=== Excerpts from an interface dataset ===
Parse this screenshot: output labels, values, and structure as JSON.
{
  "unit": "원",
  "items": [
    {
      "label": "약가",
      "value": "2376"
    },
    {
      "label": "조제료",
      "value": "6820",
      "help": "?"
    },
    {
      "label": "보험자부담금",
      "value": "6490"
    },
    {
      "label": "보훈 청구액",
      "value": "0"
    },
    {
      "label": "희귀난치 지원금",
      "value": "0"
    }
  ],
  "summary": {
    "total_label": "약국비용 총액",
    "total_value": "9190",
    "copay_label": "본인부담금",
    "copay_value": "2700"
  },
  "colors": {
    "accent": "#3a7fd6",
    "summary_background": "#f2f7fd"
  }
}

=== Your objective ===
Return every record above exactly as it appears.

=== Written solution ===
Parse this screenshot: output labels, values, and structure as JSON.
{
  "unit": "원",
  "items": [
    {
      "label": "약가",
      "value": "2376"
    },
    {
      "label": "조제료",
      "value": "6820",
      "help": "?"
    },
    {
      "label": "보험자부담금",
      "value": "6490"
    },
    {
      "label": "보훈 청구액",
      "value": "0"
    },
    {
      "label": "희귀난치 지원금",
      "value": "0"
    }
  ],
  "summary": {
    "total_label": "약국비용 총액",
    "total_value": "9190",
    "copay_label": "본인부담금",
    "copay_value": "2700"
  },
  "colors": {
    "accent": "#3a7fd6",
    "summary_background": "#f2f7fd"
  }
}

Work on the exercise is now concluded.